Bill Brydge began his NHL career on the Toronto St.Patricks blueline (the St. Pats became the Maple Leafs in 1927-28) after a successful career with Port Arthur where helped the Bearcats win the Allan Cup in 1925 and 1926.
Brydge must have failed to impress Conn Smythe that season. Smythe traded Brydge to Detroit (then known as the Cougars) in 1927-28. He would report to the minor leagues for the next two years before joining the team regularly in 1928-29.
Brydge joined the Amerks for the 1929-30 season, finding a permanent NHL home, playing there until 1936. He seemed to really cement his standing in 1930-31 after he was paired with newly acquired Red Dutton.
Brydge developed a reputation as a feared open ice hitter. The stocky defender was noted for his play at both ends of the ice. He and Dutton were counted on heavily in the defensive zone, but both contributed on the score sheet too. Three times he was in the top ten of defensemen scoring in his career.
Of course, hockey players' true stature is measured in the Stanley Cup playoffs. Playing for weak teams named St. Pats, Cougars and Americans did not give Brydge much of a chance to compete for the silver chalice. In 9 seasons (368 regular season games) Brydge's team only made the playoffs once (1929 with Detroit). After 2 games, he was out.
The Amerks granted Brydge his unconditional release in 1936. He was slowing down and the Amerks had acquired Joe Jerwa to take his place. Rather than bury him in the minor leagues like so many teams would do back in those days, the Americans showed Brydge respect for his contributions with the out right release.

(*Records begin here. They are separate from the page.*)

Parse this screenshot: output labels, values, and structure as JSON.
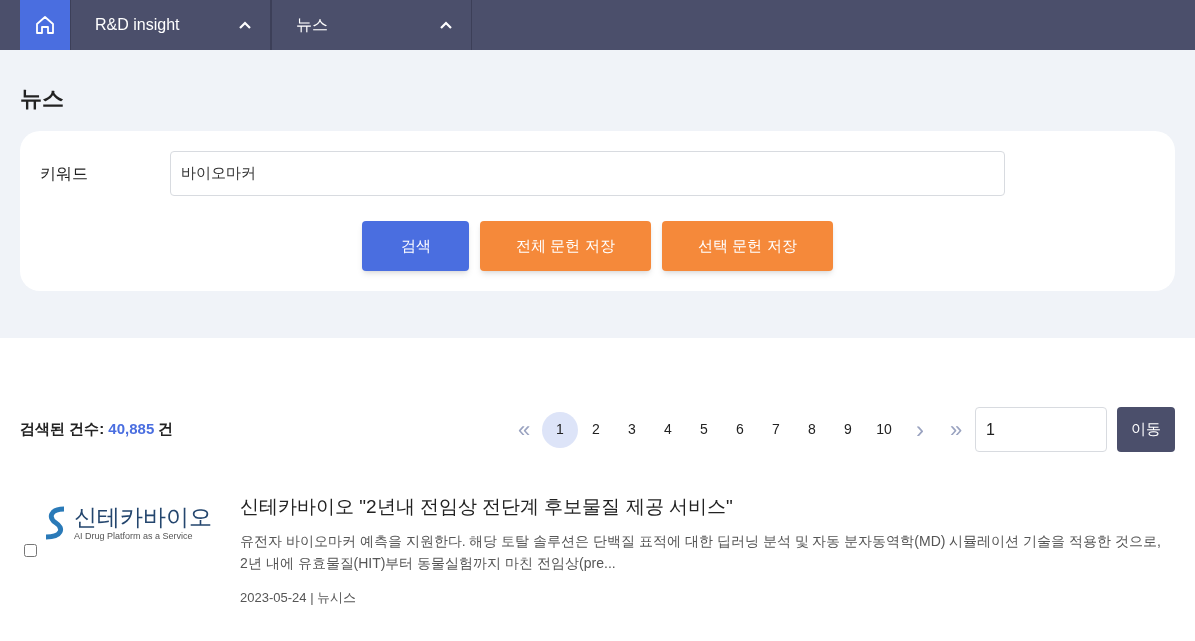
{
  "nav": {
    "home": {
      "selected": true
    },
    "menus": [
      {
        "label": "R&D insight",
        "expanded": true
      },
      {
        "label": "뉴스",
        "expanded": true
      }
    ]
  },
  "page_title": "뉴스",
  "search": {
    "label": "키워드",
    "value": "바이오마커",
    "buttons": [
      {
        "label": "검색",
        "kind": "primary"
      },
      {
        "label": "전체 문헌 저장",
        "kind": "secondary"
      },
      {
        "label": "선택 문헌 저장",
        "kind": "secondary"
      }
    ]
  },
  "result_count": {
    "label": "검색된 건수:",
    "count": "40,885",
    "unit": "건"
  },
  "pagination": {
    "first": "«",
    "next": "›",
    "last": "»",
    "pages": [
      {
        "label": "1",
        "selected": true
      },
      {
        "label": "2",
        "selected": false
      },
      {
        "label": "3",
        "selected": false
      },
      {
        "label": "4",
        "selected": false
      },
      {
        "label": "5",
        "selected": false
      },
      {
        "label": "6",
        "selected": false
      },
      {
        "label": "7",
        "selected": false
      },
      {
        "label": "8",
        "selected": false
      },
      {
        "label": "9",
        "selected": false
      },
      {
        "label": "10",
        "selected": false
      }
    ],
    "goto_value": "1",
    "goto_button": "이동"
  },
  "articles": [
    {
      "checked": false,
      "logo": {
        "name": "신테카바이오",
        "tagline": "AI Drug Platform as a Service"
      },
      "title": "신테카바이오 \"2년내 전임상 전단계 후보물질 제공 서비스\"",
      "summary": "유전자 바이오마커 예측을 지원한다. 해당 토탈 솔루션은 단백질 표적에 대한 딥러닝 분석 및 자동 분자동역학(MD) 시뮬레이션 기술을 적용한 것으로, 2년 내에 유효물질(HIT)부터 동물실험까지 마친 전임상(pre...",
      "date": "2023-05-24",
      "separator": "|",
      "source": "뉴시스"
    }
  ]
}
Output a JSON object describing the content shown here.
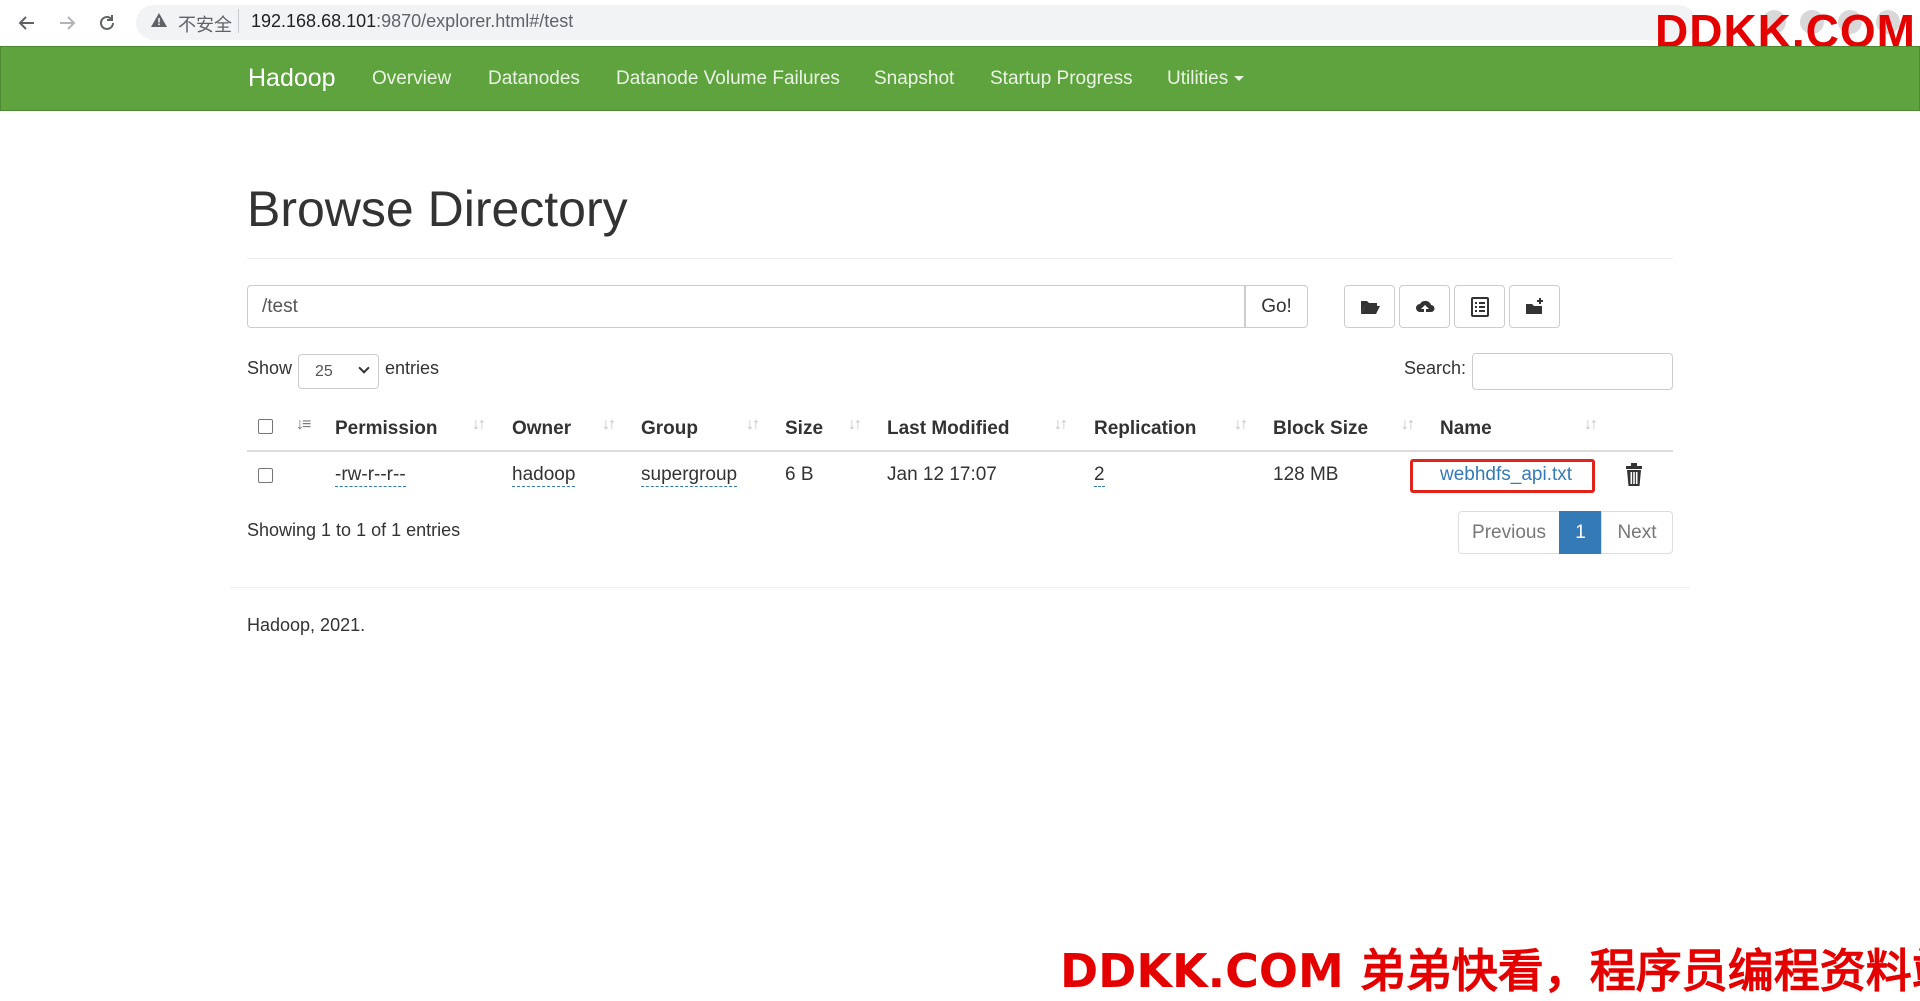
{
  "browser": {
    "insecure_label": "不安全",
    "url_host": "192.168.68.101",
    "url_rest": ":9870/explorer.html#/test"
  },
  "watermark": {
    "top": "DDKK.COM",
    "bottom": "DDKK.COM 弟弟快看，程序员编程资料站"
  },
  "navbar": {
    "brand": "Hadoop",
    "links": [
      "Overview",
      "Datanodes",
      "Datanode Volume Failures",
      "Snapshot",
      "Startup Progress",
      "Utilities"
    ]
  },
  "page": {
    "title": "Browse Directory",
    "path_value": "/test",
    "go_label": "Go!"
  },
  "toolbar": {
    "icons": [
      "folder-open-icon",
      "cloud-upload-icon",
      "list-alt-icon",
      "folder-plus-icon"
    ]
  },
  "list_controls": {
    "show_label": "Show",
    "page_size": "25",
    "entries_label": "entries",
    "search_label": "Search:",
    "search_value": ""
  },
  "table": {
    "columns": [
      "Permission",
      "Owner",
      "Group",
      "Size",
      "Last Modified",
      "Replication",
      "Block Size",
      "Name"
    ],
    "rows": [
      {
        "permission": "-rw-r--r--",
        "owner": "hadoop",
        "group": "supergroup",
        "size": "6 B",
        "last_modified": "Jan 12 17:07",
        "replication": "2",
        "block_size": "128 MB",
        "name": "webhdfs_api.txt"
      }
    ]
  },
  "pagination": {
    "info": "Showing 1 to 1 of 1 entries",
    "previous": "Previous",
    "current": "1",
    "next": "Next"
  },
  "footer": {
    "text": "Hadoop, 2021."
  },
  "colors": {
    "navbar": "#5fa33e",
    "link": "#337ab7",
    "highlight_box": "#e0241b",
    "watermark": "#e50000"
  }
}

Brydge controlled his own future.
Brydge never did catch on with another pro team. Instead he moved to Kirkland Lake, Ontario where he coached the Lake Shore Blue Devils, winning the Allan Cup in 1940. He also held a job with the Donald Ropes and Wire Cloth Company until 1947 when he became ill.
Born in 1901, Bill Brydge died November 2nd, 1949.